:: EXCERPTED RECORDS ::

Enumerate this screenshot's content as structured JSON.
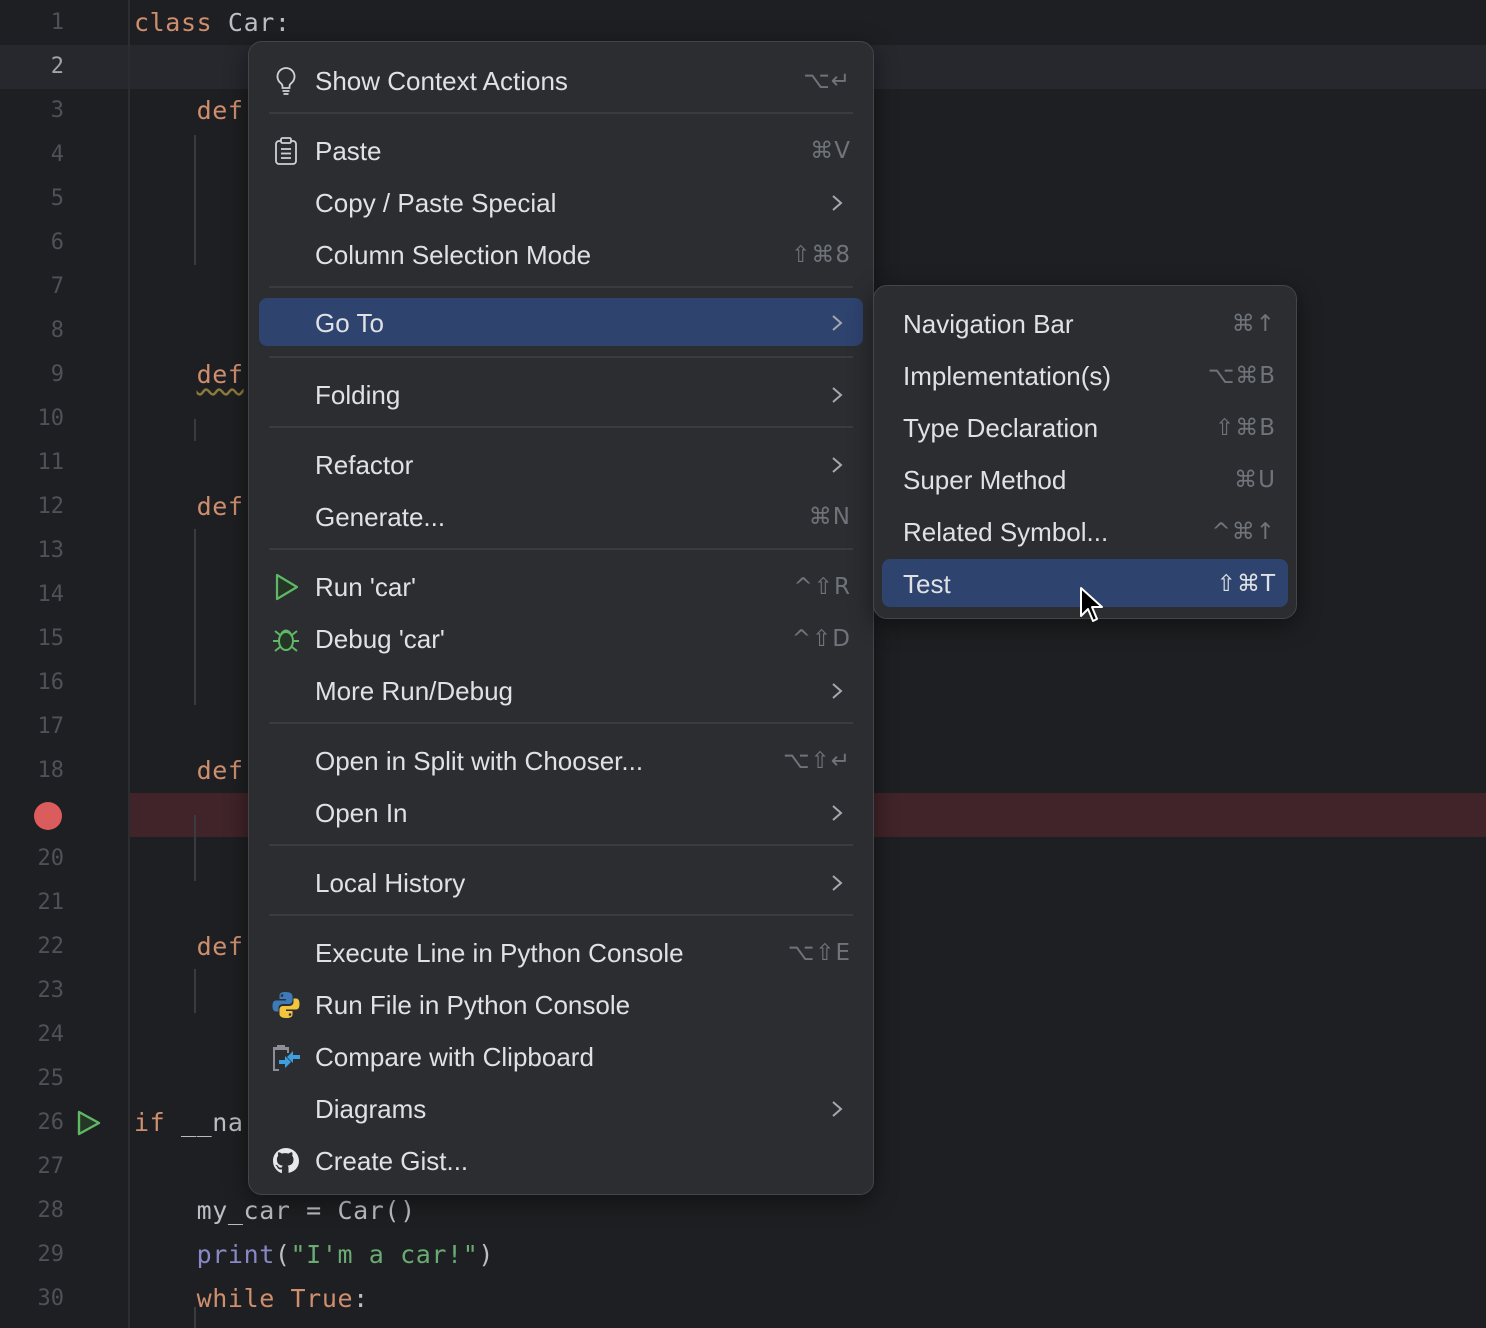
{
  "editor": {
    "current_line": 2,
    "breakpoint_line": 19,
    "lines": [
      {
        "n": "1",
        "tokens": [
          {
            "t": "class",
            "c": "kw"
          },
          {
            "t": " Car:"
          }
        ]
      },
      {
        "n": "2",
        "tokens": []
      },
      {
        "n": "3",
        "tokens": [
          {
            "t": "    "
          },
          {
            "t": "def",
            "c": "kw"
          }
        ]
      },
      {
        "n": "4",
        "tokens": []
      },
      {
        "n": "5",
        "tokens": []
      },
      {
        "n": "6",
        "tokens": []
      },
      {
        "n": "7",
        "tokens": []
      },
      {
        "n": "8",
        "tokens": []
      },
      {
        "n": "9",
        "tokens": [
          {
            "t": "    "
          },
          {
            "t": "def",
            "c": "kw squiggle"
          }
        ]
      },
      {
        "n": "10",
        "tokens": []
      },
      {
        "n": "11",
        "tokens": []
      },
      {
        "n": "12",
        "tokens": [
          {
            "t": "    "
          },
          {
            "t": "def",
            "c": "kw"
          }
        ]
      },
      {
        "n": "13",
        "tokens": []
      },
      {
        "n": "14",
        "tokens": []
      },
      {
        "n": "15",
        "tokens": []
      },
      {
        "n": "16",
        "tokens": []
      },
      {
        "n": "17",
        "tokens": []
      },
      {
        "n": "18",
        "tokens": [
          {
            "t": "    "
          },
          {
            "t": "def",
            "c": "kw"
          }
        ]
      },
      {
        "n": "",
        "tokens": []
      },
      {
        "n": "20",
        "tokens": []
      },
      {
        "n": "21",
        "tokens": []
      },
      {
        "n": "22",
        "tokens": [
          {
            "t": "    "
          },
          {
            "t": "def",
            "c": "kw"
          }
        ]
      },
      {
        "n": "23",
        "tokens": []
      },
      {
        "n": "24",
        "tokens": []
      },
      {
        "n": "25",
        "tokens": []
      },
      {
        "n": "26",
        "tokens": [
          {
            "t": "if",
            "c": "kw"
          },
          {
            "t": " __nar"
          }
        ]
      },
      {
        "n": "27",
        "tokens": []
      },
      {
        "n": "28",
        "tokens": [
          {
            "t": "    my_car = Car()"
          }
        ]
      },
      {
        "n": "29",
        "tokens": [
          {
            "t": "    "
          },
          {
            "t": "print",
            "c": "builtin"
          },
          {
            "t": "("
          },
          {
            "t": "\"I'm a car!\"",
            "c": "str"
          },
          {
            "t": ")"
          }
        ]
      },
      {
        "n": "30",
        "tokens": [
          {
            "t": "    "
          },
          {
            "t": "while",
            "c": "kw"
          },
          {
            "t": " "
          },
          {
            "t": "True",
            "c": "kw"
          },
          {
            "t": ":"
          }
        ]
      }
    ]
  },
  "context_menu": {
    "items": [
      {
        "label": "Show Context Actions",
        "shortcut": "⌥↵",
        "icon": "lightbulb-icon"
      },
      {
        "label": "Paste",
        "shortcut": "⌘V",
        "icon": "clipboard-icon"
      },
      {
        "label": "Copy / Paste Special",
        "submenu": true
      },
      {
        "label": "Column Selection Mode",
        "shortcut": "⇧⌘8"
      },
      {
        "label": "Go To",
        "submenu": true,
        "active": true
      },
      {
        "label": "Folding",
        "submenu": true
      },
      {
        "label": "Refactor",
        "submenu": true
      },
      {
        "label": "Generate...",
        "shortcut": "⌘N"
      },
      {
        "label": "Run 'car'",
        "shortcut": "^⇧R",
        "icon": "run-icon"
      },
      {
        "label": "Debug 'car'",
        "shortcut": "^⇧D",
        "icon": "debug-icon"
      },
      {
        "label": "More Run/Debug",
        "submenu": true
      },
      {
        "label": "Open in Split with Chooser...",
        "shortcut": "⌥⇧↵"
      },
      {
        "label": "Open In",
        "submenu": true
      },
      {
        "label": "Local History",
        "submenu": true
      },
      {
        "label": "Execute Line in Python Console",
        "shortcut": "⌥⇧E"
      },
      {
        "label": "Run File in Python Console",
        "icon": "python-icon"
      },
      {
        "label": "Compare with Clipboard",
        "icon": "compare-clipboard-icon"
      },
      {
        "label": "Diagrams",
        "submenu": true
      },
      {
        "label": "Create Gist...",
        "icon": "github-icon"
      }
    ]
  },
  "goto_submenu": {
    "items": [
      {
        "label": "Navigation Bar",
        "shortcut": "⌘↑"
      },
      {
        "label": "Implementation(s)",
        "shortcut": "⌥⌘B"
      },
      {
        "label": "Type Declaration",
        "shortcut": "⇧⌘B"
      },
      {
        "label": "Super Method",
        "shortcut": "⌘U"
      },
      {
        "label": "Related Symbol...",
        "shortcut": "^⌘↑"
      },
      {
        "label": "Test",
        "shortcut": "⇧⌘T",
        "active": true
      }
    ]
  },
  "colors": {
    "accent_selection": "#2e436e",
    "breakpoint": "#db5c5c",
    "run_green": "#5fb865"
  }
}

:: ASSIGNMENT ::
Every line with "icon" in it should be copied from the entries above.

:: SOLUTION ::
        "icon": "lightbulb-icon"
        "icon": "clipboard-icon"
        "icon": "run-icon"
        "icon": "debug-icon"
        "icon": "python-icon"
        "icon": "compare-clipboard-icon"
        "icon": "github-icon"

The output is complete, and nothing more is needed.